Search Film Reviews

Monday, September 3, 2012

Cosmopolis Review

Robert Pattinson in Cosmopolis
Cosmopolis Review
2012, 108 minutes
Rated R for some strong sexual content including graphic nudity, violence and language

Cosmopolis is one of the strangest films that I have seen in a long while.  There is much in common, stylistically, with director David Cronenberg's (Dead Ringers, A History of Violence) previous film, A Dangerous Method in that the film consists almost exclusively of idea-filled conversations between two people interrupted only by the occasional sex scene.  This approach has turned many off of these two exquisite films, but this approach has mostly worked for me (I do have a few reservations).  

The film follows a young billionaire, Eric Packer (Robert Pattinson), who, over the course of one day, loses his fortune (and much else) while going across Manhattan in his limo to get a haircut while street protests are occurring, the president is visiting, and a rock star's funeral is going on.

There is much that I loved about this film, particularly the characterization of Packer.  Packer is a man who has had everything come easy for him.  However, now, he wants more.  Wealthy men in the financial business commonly "want more" and go to extremes to get it.  Packer epitomizes these selfish men.  He, like Bernie Madoff and others, sacrifices others to get whatever that "more" is.  However, being human, he is susceptible to failure.  The one hurdle that he cannot master is the Chinese Yuan which leads to his financial downfall.  In addition, this film acts as a critique of the "Information Age". Packer wanted to know about his security and his finances at all times and with the constant searching for this information, he isolated himself.  In this age we want more and more information on every aspect of our lives, but in that quest for information and the constant stimulation from that, we lose our ability to socialize properly and isolate ourselves.  

This film (as many others before it have) shows the coldness that characterizes many wealthy people today and their inability to connect with the common person.  In a few particularly interesting scenes, Packer has meals with his wife (Sarah Gadon), another billionaire.  The two cannot relate to each other.  Packer even mentions to her how he is trying to make conversation by using small talk.  These people have been in their own worlds for so long that they no longer can relate to others.

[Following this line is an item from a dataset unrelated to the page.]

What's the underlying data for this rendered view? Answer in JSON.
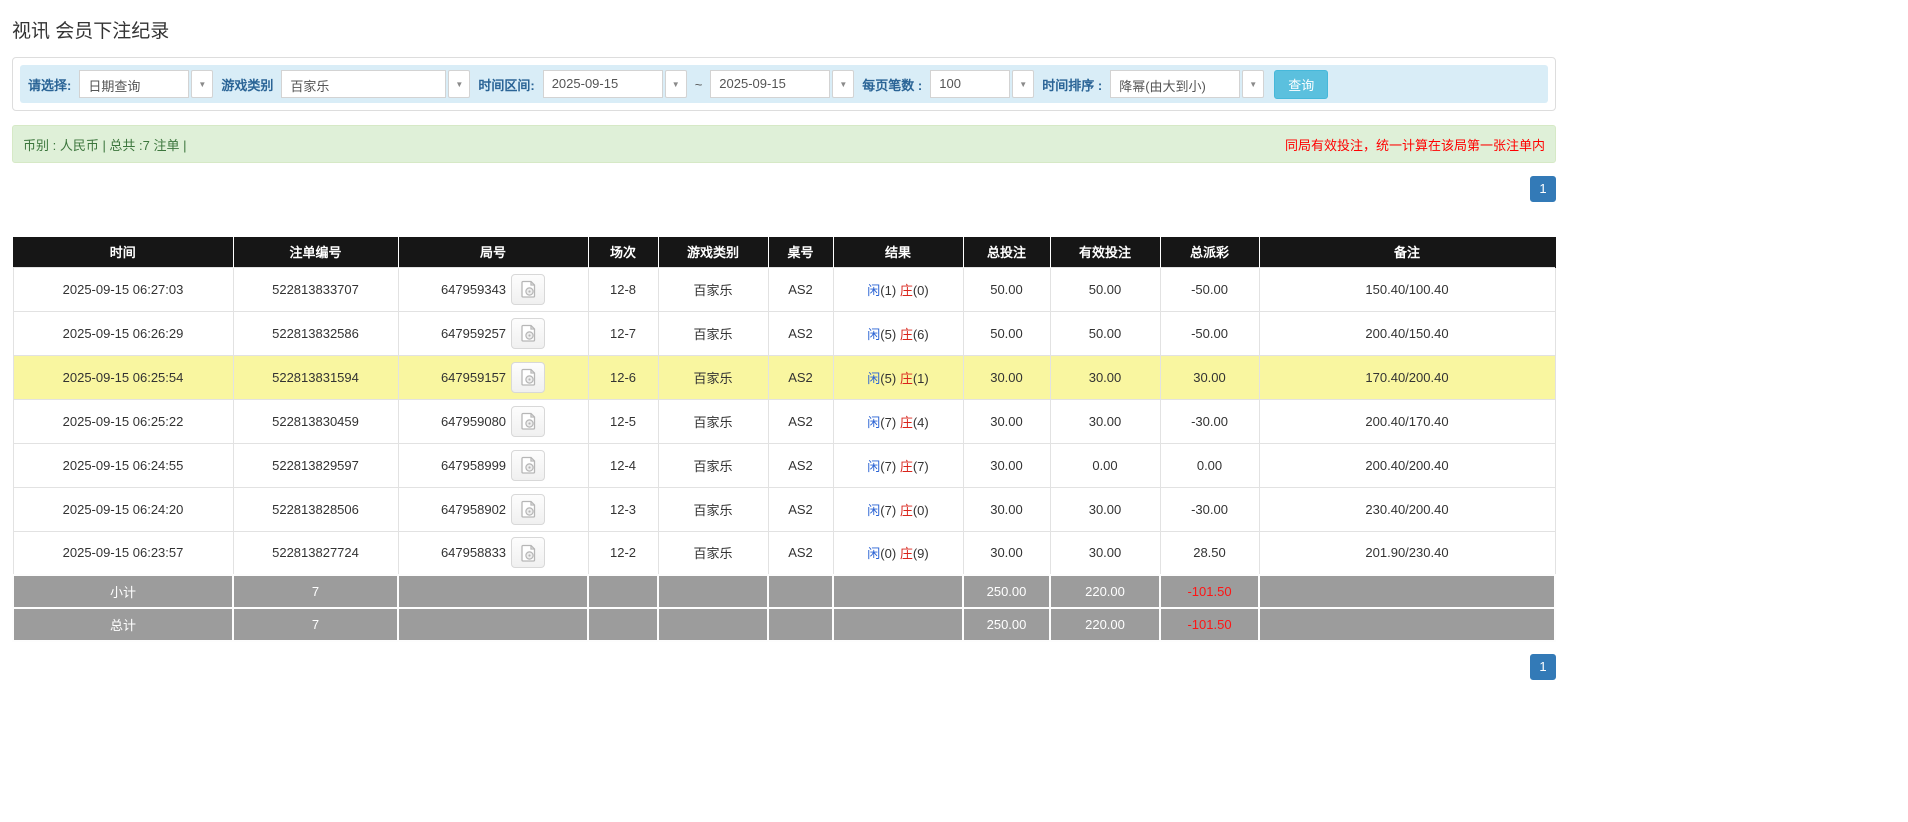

Packer's world is in his limo.  He has sex in his limo, he has a daily doctor's appointment and prostate exam in his limo, and he does much of his work out of his limo.  The limo symbolizes the bubble that Packer lives in.  Everyone comes into the limo, except for Packer's wife.  She is completely shut out and the only person not intertwined with Packer's business.  Slowly, but surely, the limo is trashed.  Protesters spray paint it and hit it.  A giant rat object that the protesters hold smashes into it.  These acts destroy the exterior of Packer's limo (and simultaneously, Packer loses some of his clothes and dignity).

To complement the complex story is the clever camerawork (much of the film takes place inside a limo and it rarely gets boring) and the excellent score by Cronenberg's frequent collaborator Howard Shore.

In addition, the acting is universally great.  Robert Pattinson, an actor who has been slammed for his acting in Twilight and many other films, is a perfect match for DeLillo's stilted dialogue.  He says his lines well, but adds a little something extra that makes him interesting to watch.  However, Paul Giamatti steals the show in the one scene that he is in.  His performance is intense.  I could not take my eyes off of him.  Playing an unhinged man, he captures the nervous movements and speech pattern perfectly.  This is one of his best performances.

Great as Cosmopolis is, it isn't perfect.  The main issue, albeit a minor one, is that a few conversations carry on a bit too long and are a bit too hard to follow.  Conversations like these do not happen often, but one scene where it took away from the film is the end.  The final sequence has one long conversation with a lot of tension, but after a while, some of the tension is lost.  However, it picks right back up and ends on a very powerful note.

Overall, Cosmopolis is not a perfect movie, but it is absolutely one that I would watch again (there is too much there for one viewing).  I would also only recommend to fans of Cronenberg's other work.  This film is incredibly ambitious and brilliant and was a perfect marriage of author, director, and star.

-Joshua Handler

No comments:

Post a Comment